by April 8, 2011 0 comments



There is no doubt that smartphones are quickly becoming an important tool for businesses. Though there is too much talk about Apple iOS, Google Android, and Blackberry RIM when it comes to app development, Microsoft has a great environment in Visual Studio. Before we start talking about developing apps, let us focus on three components of a typical smartphone that decides its success or failure: hardware, application, and app store. There is not much one can talk about hardware when developers are kept in mind, but to give a hint about future we would soon see smartphones with multi core processors.

Developing apps for Windows Phone 7

Click on the image to enlarge




The Windows Phone Application Platform enables developers to create apps for Windows Phone. It is built upon existing Microsoft tools and technologies such as Visual Studio, Expression Blend, SilverLight, and the XNA Framework. This application provides two frameworks for developing apps: the Silverlight framework for event-driven, XAML-based application development and the XNA Framework for loop-based games. A developer while developing apps for Windows phone gets everything at one place i.e. API’s, run time services and marketplace.

App store

If you want to develop and sell applications for Windows Phone 7 then you have a online marketplace to do so. Microsoft app store might not be as popular than iOS or Android but there are lots of business phones that still run on Windows and with the launch of latest Windows Phone 7 platform, there is a lot of traction around app store. One point to keep in mind is that to submit your application you have to register yourself and Microsoft would charge you a registration fee.
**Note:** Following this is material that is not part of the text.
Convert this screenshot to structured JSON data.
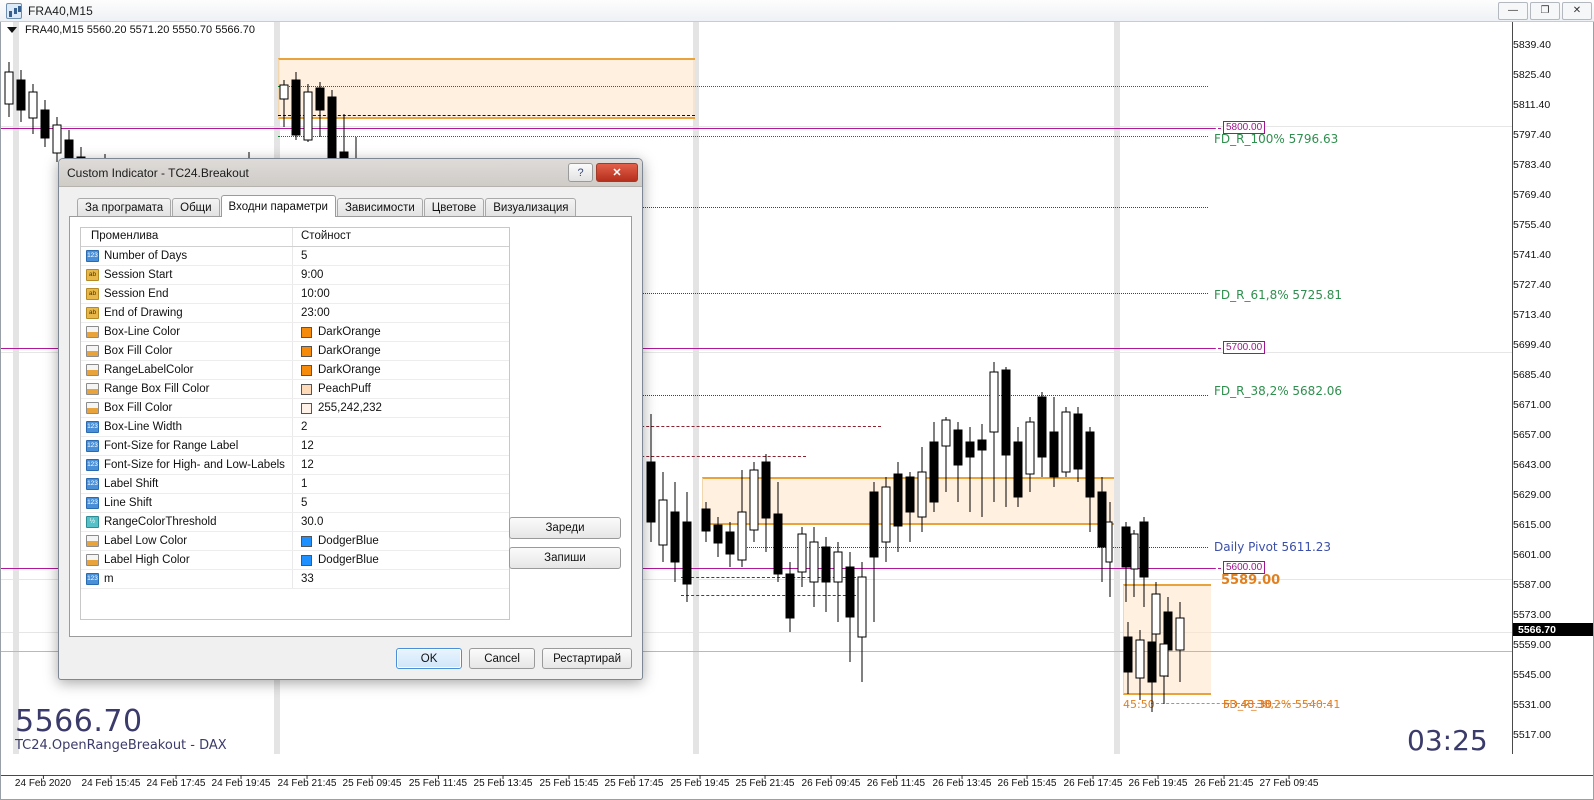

Microsoft took this step to ensure that only serious developers are involved keeping amateurs away.

No Comments so far

Jump into a conversation

No Comments Yet!

You can be the one to start a conversation.

Your data will be safe!Your e-mail address will not be published. Also other data will not be shared with third person.